The Cleveland Browns have had nothing but rotten luck, particularly in the draft, since rejoining the NFL as an expansion franchise in 1999.
The team has selected seven players in the first round of the NFL draft since 1999. Only one of them, 2003's top pick, center Jeff Faine, is currently starting for the club.
Quarterback Tim Couch (No. 1 overall, 1999), defensive end Courtney Brown (No. 1, 2000), defensive tackle Gerard Warren (No. 3, 2001), running back William Green (No. 16, 2002) and tight end Kellen Winslow (No. 6, 2004) have all been hampered by serious injuries or just flat underperformed.
Add to the former category 2005 first-rounder Braylon Edwards, who was finally starting to show some of the promise that led the Browns to draft him No. 3 overall when he was lost for the season Sunday with a torn anterior cruciate ligament in his right knee. He said Monday that he expects to be healthy in time for next season.
"I know I shouldn’t, but I was online reading some things and I just saw how all the (Browns’ first-round picks) have been busts," Edwards said. "I don’t see that. I don’t think we can control getting hurt. It’s not one of those things where I said, ‘Let me go out here and tear my ACL.’
"We sell out. We do everything we can for the organization, but freak things happen."
BEARS QB CONTROVERSY
There’s no doubt the Chicago Bears have a championship-caliber defense, but any hope of a Super Bowl title could easily be squashed by the play of rookie quarterback Kyle Orton.
The fourth-round pick out of Purdue was 6 of 17 for 68 yards with an interception Sunday against the Packers. His passer rating of 60.2 ranks him 17th among qualifying NFC quarterbacks, behind such luminaries as Joey Harrington, Aaron Brooks and Chris Simms. Not that he would know anything about it.
"I’ve never looked at stats. I look at win-loss record and right now it’s pretty good I think," Orton said Sunday after winning his eighth straight game. "I don’t think my passer rating is going up any time soon, so I’m not really going to worry about that."
Bears coach Lovie Smith does have to worry though.
Injured starter Rex Grossman, a 2003 first-round pick with a history of injury problems, continues to make strides in practice but has been the emergency thirdstringer the past two weeks.
With the Minnesota Vikings making a push in the NFC North, could a change at quarterback be in the works? Smith doesn’t seem to be leaning that way but he certainly isn’t 100 percent happy.

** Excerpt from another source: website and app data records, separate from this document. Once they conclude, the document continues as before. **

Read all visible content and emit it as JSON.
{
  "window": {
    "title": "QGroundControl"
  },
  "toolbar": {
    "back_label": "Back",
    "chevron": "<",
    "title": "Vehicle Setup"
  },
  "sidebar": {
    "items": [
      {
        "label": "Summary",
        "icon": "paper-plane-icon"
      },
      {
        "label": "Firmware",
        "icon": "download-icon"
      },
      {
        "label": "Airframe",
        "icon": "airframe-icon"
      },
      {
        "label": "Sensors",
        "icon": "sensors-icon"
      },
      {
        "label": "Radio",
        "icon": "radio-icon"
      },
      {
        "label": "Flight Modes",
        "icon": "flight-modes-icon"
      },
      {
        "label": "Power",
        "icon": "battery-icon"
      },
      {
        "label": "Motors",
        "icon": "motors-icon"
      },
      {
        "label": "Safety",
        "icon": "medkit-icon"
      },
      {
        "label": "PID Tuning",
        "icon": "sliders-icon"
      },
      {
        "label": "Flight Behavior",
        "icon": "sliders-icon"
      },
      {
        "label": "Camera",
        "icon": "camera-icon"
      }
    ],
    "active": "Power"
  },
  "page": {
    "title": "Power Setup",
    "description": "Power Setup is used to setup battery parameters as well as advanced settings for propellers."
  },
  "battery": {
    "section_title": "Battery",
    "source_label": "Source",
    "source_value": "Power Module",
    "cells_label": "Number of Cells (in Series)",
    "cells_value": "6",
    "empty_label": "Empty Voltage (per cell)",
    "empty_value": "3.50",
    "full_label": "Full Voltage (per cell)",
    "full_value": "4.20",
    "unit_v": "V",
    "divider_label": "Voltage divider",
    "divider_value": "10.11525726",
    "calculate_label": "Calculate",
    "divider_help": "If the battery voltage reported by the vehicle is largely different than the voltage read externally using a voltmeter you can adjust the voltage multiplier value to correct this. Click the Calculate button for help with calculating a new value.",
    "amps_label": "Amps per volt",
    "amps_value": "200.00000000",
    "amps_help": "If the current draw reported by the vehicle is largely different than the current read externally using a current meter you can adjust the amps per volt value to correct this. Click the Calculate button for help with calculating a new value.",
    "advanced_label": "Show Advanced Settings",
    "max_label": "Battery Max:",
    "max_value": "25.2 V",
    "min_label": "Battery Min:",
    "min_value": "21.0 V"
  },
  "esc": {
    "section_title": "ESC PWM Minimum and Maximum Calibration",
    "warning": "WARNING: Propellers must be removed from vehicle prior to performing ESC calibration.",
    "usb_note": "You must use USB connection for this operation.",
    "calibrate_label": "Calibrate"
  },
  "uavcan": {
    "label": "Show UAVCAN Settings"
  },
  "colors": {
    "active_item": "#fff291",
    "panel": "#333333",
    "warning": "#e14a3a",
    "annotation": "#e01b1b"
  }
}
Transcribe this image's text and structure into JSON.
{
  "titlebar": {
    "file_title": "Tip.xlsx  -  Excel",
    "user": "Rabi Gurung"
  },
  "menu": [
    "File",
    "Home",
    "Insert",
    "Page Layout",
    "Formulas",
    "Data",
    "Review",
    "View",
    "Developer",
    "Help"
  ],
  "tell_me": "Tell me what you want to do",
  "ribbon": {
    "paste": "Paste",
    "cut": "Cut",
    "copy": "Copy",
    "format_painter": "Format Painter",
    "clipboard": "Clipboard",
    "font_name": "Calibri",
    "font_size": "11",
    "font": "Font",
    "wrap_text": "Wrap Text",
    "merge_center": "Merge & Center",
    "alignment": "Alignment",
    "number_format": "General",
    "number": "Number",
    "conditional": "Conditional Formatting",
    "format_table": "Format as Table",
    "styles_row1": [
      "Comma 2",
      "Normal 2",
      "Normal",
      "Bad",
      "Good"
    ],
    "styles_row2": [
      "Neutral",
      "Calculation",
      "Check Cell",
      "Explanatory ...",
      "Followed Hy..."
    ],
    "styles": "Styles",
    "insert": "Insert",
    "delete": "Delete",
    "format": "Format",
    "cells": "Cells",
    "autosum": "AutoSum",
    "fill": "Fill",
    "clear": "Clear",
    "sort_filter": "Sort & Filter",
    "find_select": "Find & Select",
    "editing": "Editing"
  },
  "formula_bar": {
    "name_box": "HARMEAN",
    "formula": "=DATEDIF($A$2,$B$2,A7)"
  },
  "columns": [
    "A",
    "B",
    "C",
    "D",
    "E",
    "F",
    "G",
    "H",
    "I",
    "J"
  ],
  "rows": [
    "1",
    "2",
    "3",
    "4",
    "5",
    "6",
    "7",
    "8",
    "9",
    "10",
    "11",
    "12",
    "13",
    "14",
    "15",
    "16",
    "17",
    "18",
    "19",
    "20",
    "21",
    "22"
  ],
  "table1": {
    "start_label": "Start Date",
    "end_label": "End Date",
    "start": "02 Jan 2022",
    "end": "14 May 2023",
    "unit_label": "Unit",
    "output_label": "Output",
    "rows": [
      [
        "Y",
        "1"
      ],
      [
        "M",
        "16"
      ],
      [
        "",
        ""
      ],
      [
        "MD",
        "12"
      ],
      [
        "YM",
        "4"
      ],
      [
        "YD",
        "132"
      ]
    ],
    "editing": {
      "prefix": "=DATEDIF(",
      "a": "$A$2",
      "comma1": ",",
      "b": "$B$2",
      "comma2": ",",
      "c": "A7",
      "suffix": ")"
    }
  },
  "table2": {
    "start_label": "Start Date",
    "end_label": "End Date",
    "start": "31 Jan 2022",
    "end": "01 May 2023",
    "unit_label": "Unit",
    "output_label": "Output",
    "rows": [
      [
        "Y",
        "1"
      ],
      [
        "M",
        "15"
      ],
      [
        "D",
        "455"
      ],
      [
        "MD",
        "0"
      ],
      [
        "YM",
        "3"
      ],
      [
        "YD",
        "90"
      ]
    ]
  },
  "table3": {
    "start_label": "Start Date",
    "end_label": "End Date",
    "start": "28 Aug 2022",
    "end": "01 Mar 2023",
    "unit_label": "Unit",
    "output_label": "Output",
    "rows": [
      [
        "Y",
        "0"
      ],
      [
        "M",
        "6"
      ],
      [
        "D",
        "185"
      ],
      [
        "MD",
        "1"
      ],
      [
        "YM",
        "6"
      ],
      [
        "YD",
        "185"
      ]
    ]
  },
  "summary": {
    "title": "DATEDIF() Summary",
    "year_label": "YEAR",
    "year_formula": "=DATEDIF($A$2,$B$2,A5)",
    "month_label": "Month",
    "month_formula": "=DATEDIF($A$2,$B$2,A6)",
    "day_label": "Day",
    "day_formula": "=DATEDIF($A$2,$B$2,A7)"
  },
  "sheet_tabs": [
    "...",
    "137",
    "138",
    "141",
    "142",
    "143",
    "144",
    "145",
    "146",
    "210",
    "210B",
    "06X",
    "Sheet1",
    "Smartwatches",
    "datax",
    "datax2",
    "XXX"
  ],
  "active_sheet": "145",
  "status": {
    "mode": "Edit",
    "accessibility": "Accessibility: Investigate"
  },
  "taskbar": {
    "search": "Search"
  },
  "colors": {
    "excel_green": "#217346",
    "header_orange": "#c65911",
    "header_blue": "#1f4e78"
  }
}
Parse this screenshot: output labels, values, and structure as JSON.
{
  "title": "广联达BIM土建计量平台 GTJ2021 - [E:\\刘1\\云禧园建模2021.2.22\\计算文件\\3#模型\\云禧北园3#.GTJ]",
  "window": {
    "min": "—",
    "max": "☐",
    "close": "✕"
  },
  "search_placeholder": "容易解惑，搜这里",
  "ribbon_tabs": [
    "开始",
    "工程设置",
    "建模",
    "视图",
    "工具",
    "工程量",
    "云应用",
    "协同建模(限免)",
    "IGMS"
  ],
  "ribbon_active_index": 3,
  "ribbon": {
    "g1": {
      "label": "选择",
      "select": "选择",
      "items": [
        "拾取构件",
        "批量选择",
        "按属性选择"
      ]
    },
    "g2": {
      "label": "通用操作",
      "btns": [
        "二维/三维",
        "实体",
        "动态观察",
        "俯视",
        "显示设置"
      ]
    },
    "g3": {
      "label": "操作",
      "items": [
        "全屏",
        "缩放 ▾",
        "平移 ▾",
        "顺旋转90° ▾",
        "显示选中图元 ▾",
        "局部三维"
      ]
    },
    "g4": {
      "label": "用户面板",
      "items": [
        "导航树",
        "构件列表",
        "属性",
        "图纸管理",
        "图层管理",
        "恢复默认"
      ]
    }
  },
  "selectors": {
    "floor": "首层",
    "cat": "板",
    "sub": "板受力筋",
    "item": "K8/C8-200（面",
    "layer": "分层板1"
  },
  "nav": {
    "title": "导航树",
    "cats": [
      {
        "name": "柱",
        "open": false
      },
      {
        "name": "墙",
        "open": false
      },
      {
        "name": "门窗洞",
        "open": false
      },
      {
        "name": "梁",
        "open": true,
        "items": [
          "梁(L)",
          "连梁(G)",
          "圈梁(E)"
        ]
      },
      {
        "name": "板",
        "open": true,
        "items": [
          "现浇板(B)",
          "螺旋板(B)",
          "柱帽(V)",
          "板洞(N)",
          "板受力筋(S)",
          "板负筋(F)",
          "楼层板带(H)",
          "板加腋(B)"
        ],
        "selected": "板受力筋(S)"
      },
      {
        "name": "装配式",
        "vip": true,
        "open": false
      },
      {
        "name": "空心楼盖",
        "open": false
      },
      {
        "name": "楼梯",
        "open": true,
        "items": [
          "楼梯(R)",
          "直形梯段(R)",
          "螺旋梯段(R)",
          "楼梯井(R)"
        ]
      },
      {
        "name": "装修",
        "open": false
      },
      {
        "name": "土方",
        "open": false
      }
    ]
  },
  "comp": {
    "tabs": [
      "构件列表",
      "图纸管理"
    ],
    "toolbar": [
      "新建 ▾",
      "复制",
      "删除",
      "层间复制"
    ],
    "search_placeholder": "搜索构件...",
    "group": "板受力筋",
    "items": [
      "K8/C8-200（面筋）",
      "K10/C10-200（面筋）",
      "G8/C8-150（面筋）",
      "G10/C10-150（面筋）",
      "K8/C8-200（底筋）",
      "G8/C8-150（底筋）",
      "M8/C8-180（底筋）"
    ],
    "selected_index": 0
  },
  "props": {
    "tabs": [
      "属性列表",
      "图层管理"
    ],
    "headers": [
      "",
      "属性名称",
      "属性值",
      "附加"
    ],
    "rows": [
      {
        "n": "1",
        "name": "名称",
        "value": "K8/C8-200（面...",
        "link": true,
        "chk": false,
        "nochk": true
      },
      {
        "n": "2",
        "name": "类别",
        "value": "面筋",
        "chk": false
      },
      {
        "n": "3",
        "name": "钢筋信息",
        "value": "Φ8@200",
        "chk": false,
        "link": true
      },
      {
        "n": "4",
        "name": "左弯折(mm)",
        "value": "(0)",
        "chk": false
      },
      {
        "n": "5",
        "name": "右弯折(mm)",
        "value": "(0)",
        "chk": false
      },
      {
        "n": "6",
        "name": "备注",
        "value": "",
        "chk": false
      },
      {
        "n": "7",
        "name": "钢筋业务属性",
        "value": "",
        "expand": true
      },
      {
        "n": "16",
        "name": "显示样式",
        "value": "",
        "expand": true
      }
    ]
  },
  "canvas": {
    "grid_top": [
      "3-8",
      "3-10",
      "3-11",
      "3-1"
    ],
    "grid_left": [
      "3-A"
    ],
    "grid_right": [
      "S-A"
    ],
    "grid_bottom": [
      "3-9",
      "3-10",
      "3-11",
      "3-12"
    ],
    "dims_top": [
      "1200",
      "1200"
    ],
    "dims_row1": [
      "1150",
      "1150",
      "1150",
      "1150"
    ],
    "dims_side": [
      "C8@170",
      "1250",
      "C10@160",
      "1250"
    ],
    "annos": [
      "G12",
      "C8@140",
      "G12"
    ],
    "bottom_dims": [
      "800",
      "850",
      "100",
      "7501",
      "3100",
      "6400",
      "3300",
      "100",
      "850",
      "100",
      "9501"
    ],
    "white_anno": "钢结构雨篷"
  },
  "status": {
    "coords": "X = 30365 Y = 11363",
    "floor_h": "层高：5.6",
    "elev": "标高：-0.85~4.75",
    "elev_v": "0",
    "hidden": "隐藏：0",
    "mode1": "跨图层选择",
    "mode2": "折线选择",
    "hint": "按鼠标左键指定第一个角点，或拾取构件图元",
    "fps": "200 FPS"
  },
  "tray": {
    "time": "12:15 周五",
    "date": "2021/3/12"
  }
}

"Offensively we need to improve on some things," Smith said. "The quarterback position . . . we need to play better at it."
• Larry Johnson: So much for the Penn State running back curse. The third-year pro rushed for 140 yards and two touchdowns on 30 carries as the Chiefs pulled themselves (and the Chargers, winners of five straight) back into the AFC West race with a 31-27 win over the division-leading Broncos.
• Terrell Suggs: The Hamilton Huskies came up just short this weekend, but the program’s most famous product did just fine. T-Sizzle recorded a career-high three sacks and forced a fumble in the Ravens’ 16-15 win over the Texans. He had recorded just two sacks all season prior to Sunday.
• Seahawks and Colts: The top teams in the NFC and AFC, respectively, clinched playoff spots Sunday. Seattle got in by virtue of St. Louis’ loss to Washington and the Colts made it by pounding the bejesus out of Tennessee.
• Aaron Brooks: Could someone please tell Brooks that Tampa Bay’s Ronde Barber doesn’t play for the Saints? Brooks threw three of his four picks to the same guy, including the game-sealer in the end zone with less than a minute to play.
• Texans and Bills: Some losses are excusable. The losses that these teams suffered Sunday were not. Houston surrendered a game-winning field goal drive to maligned Ravens quarterback Kyle Boller and Buffalo coughed up a 20-point fourthquarter lead to Dolphins backup Sage Rosenfels.
• Cowboys, Falcons and Steelers: The top spots in three divisions were there for the taking but these three squads came up short. Dallas lost to the Giants in the NFC East, Atlanta lost to the Panthers in the NFC South and Pittsburgh lost to the Bengals in the AFC North.
Tampa Bay at Carolina: The Panthers dominated the Falcons Sunday to win for the first time in six games against Michael Vick. The win gave Carolina a two-game lead on Atlanta in the NFC South, but Tampa Bay is still hanging in there.
If the Panthers win this game, they will essentially knock the Bucs out of the race with three games to go by forging a two-game lead with a tie-breaker for the season sweep. They could have the division wrapped up by the time they travel to Atlanta for a rematch in the season’s final week.
THE LAST WORD
"Times have changed. Like black-and-white TV (changing to) color TV. It was Pittsburgh and now it’s Cincinnati. It’s probably going to be for a while now, so everybody just get used to it." — Bengals receiver Chad Johnson after his team went up two games in the AFC North with a 38-31 win Sunday over the Steelers